• [What is being asked] Search the entries below for the word "JSON", then copy each line in which it is found.

• [Dataset records]
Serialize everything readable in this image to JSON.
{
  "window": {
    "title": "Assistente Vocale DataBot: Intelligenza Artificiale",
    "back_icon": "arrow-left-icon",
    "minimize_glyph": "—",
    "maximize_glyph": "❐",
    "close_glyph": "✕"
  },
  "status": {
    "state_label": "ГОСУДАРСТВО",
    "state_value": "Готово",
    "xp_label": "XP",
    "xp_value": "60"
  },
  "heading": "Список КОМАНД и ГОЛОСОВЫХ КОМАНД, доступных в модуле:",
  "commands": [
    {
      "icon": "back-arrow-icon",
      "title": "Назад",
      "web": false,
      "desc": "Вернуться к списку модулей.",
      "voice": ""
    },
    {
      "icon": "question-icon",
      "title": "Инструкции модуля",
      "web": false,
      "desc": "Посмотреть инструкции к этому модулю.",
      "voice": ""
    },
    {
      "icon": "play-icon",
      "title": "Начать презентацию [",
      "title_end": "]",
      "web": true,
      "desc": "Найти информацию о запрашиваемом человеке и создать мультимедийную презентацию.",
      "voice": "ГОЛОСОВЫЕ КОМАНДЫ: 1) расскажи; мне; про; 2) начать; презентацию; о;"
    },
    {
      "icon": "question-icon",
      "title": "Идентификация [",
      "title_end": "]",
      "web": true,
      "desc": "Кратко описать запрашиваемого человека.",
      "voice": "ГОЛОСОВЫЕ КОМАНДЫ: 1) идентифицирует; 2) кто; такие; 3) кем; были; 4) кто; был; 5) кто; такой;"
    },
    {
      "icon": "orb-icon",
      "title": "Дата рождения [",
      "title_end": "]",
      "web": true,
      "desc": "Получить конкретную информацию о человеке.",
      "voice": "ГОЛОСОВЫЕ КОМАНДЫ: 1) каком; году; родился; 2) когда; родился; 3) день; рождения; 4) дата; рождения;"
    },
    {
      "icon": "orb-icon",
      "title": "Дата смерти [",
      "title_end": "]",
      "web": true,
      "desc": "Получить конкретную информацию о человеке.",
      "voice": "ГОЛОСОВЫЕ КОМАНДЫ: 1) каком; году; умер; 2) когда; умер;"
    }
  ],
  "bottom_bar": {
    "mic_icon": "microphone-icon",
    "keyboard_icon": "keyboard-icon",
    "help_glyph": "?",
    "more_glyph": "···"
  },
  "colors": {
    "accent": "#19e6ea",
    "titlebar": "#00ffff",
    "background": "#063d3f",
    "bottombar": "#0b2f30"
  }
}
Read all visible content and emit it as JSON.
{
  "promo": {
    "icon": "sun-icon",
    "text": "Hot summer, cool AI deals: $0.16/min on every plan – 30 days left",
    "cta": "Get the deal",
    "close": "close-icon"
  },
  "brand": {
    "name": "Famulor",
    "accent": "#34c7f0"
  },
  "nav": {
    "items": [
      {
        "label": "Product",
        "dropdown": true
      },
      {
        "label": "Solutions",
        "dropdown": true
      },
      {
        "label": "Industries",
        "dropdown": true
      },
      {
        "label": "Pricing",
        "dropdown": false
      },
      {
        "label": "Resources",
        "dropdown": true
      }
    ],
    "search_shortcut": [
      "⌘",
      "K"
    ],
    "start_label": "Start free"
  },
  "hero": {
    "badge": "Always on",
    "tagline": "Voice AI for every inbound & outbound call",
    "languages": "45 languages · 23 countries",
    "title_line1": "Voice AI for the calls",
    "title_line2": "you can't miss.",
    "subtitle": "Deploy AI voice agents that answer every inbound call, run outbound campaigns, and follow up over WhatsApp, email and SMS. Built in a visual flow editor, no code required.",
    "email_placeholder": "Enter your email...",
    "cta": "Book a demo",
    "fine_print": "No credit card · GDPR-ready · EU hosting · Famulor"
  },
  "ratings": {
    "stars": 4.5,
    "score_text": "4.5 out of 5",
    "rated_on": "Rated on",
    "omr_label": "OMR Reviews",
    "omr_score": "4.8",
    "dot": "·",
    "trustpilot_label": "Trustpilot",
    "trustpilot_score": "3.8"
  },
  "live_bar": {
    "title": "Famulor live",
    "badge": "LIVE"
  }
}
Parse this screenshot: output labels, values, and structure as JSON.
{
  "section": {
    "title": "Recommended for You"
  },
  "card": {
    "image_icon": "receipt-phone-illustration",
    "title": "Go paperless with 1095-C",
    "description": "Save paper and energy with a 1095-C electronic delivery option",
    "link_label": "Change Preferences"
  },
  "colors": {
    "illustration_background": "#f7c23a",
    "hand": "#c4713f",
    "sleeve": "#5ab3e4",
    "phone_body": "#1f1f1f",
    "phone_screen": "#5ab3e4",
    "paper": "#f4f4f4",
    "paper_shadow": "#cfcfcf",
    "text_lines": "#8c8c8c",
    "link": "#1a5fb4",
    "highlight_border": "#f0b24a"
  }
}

• [Output for this task]
Serialize everything readable in this image to JSON.
Read all visible content and emit it as JSON.
Parse this screenshot: output labels, values, and structure as JSON.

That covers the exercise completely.